→ **EXERCISE PROMPT**: Could you please return each line of the data that has the word "حلاوة"?
——
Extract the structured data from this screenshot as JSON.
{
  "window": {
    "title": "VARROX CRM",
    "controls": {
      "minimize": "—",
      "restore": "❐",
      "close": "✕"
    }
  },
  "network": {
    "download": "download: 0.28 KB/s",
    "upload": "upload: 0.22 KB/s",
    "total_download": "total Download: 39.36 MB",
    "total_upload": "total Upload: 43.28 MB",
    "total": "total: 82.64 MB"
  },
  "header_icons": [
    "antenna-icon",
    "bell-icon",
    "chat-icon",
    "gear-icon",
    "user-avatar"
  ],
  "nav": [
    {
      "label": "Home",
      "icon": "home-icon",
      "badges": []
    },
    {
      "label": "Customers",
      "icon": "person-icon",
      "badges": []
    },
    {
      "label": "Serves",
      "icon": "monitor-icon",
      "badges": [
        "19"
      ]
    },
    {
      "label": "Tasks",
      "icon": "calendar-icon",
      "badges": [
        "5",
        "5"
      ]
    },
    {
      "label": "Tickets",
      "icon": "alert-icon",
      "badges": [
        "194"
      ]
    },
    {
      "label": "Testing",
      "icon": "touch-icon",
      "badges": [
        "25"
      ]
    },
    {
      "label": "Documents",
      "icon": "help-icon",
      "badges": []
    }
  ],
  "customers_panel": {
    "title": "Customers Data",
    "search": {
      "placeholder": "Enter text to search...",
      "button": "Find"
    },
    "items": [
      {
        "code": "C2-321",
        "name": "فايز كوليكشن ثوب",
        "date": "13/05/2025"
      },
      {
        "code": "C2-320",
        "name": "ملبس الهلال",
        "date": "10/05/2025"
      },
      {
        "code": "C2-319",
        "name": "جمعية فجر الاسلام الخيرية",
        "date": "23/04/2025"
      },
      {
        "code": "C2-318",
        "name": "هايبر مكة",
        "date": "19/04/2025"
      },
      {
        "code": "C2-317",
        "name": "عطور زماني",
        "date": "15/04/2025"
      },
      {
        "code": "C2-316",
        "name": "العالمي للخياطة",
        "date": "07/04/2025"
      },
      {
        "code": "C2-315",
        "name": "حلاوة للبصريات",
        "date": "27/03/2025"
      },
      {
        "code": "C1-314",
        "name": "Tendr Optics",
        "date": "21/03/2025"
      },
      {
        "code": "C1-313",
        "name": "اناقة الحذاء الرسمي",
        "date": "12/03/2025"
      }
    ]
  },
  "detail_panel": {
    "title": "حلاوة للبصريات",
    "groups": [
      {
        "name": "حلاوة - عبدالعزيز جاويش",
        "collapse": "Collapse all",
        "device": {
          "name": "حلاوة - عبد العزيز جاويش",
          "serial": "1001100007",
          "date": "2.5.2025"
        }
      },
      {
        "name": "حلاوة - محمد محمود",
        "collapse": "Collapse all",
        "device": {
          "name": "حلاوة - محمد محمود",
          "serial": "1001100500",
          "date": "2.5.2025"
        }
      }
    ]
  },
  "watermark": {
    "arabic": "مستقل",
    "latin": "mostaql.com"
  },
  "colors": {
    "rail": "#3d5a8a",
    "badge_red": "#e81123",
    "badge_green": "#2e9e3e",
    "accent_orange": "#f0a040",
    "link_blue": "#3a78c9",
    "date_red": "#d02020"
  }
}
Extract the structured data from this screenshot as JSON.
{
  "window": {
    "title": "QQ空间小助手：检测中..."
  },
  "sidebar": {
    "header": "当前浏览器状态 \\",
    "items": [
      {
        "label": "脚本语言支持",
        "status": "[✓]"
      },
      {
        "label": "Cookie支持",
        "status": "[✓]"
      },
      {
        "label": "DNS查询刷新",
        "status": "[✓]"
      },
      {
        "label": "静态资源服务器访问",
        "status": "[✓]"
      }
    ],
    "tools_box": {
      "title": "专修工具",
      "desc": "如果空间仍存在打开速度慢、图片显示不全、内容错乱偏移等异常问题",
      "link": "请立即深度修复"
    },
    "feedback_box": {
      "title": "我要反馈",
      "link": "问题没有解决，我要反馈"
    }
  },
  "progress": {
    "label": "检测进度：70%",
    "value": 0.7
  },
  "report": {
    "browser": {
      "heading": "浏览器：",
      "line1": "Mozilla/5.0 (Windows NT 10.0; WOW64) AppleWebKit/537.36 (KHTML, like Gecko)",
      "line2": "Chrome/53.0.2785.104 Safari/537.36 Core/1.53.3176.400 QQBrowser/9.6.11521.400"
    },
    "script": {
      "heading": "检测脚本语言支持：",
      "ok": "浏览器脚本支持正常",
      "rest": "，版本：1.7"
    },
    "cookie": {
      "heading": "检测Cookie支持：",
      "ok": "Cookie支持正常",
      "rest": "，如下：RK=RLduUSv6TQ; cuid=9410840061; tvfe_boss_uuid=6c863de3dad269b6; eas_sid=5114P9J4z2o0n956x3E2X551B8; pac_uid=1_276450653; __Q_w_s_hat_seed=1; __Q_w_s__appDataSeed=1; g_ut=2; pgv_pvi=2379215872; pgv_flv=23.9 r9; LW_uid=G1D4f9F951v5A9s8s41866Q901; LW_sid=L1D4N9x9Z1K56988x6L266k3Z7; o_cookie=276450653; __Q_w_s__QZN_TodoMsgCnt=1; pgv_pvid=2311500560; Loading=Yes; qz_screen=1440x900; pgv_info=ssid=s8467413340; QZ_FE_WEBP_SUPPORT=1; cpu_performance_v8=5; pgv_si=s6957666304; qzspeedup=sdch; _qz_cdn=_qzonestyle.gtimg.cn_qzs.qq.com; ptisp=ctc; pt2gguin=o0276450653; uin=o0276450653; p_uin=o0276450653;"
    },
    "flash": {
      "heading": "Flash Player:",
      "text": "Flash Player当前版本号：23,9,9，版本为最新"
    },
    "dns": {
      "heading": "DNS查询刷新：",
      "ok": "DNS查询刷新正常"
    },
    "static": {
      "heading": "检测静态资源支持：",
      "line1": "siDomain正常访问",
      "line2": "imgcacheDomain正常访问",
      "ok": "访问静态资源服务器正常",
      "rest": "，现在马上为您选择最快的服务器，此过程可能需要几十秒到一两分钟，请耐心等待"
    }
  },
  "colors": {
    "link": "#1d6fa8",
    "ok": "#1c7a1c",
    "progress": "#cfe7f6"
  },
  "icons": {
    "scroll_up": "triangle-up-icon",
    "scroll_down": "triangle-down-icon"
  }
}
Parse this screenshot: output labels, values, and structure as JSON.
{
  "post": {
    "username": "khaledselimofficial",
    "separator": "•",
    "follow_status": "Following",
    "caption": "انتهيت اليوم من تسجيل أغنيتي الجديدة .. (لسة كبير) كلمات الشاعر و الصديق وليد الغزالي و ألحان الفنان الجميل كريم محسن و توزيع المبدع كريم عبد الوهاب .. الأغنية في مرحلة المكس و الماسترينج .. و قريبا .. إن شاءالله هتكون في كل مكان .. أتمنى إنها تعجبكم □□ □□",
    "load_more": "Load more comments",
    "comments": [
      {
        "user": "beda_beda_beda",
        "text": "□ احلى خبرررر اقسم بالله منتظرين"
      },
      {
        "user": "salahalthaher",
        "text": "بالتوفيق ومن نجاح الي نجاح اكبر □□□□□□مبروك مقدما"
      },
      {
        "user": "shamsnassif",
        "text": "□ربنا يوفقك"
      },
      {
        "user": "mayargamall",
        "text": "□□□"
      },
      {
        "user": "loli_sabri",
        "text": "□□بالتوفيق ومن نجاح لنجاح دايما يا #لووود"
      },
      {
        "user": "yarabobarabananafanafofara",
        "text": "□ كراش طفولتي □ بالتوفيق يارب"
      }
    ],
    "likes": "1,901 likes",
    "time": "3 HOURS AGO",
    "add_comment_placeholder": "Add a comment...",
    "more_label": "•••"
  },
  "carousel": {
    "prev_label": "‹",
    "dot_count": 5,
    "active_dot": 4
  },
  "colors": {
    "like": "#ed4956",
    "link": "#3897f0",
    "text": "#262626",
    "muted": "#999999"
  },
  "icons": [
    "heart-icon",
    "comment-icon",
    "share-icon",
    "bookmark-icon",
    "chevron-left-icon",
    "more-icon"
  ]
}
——
→ **EXERCISE SOLUTION**:
        "name": "حلاوة للبصريات",
    "title": "حلاوة للبصريات",
        "name": "حلاوة - عبدالعزيز جاويش",
          "name": "حلاوة - عبد العزيز جاويش",
        "name": "حلاوة - محمد محمود",
          "name": "حلاوة - محمد محمود",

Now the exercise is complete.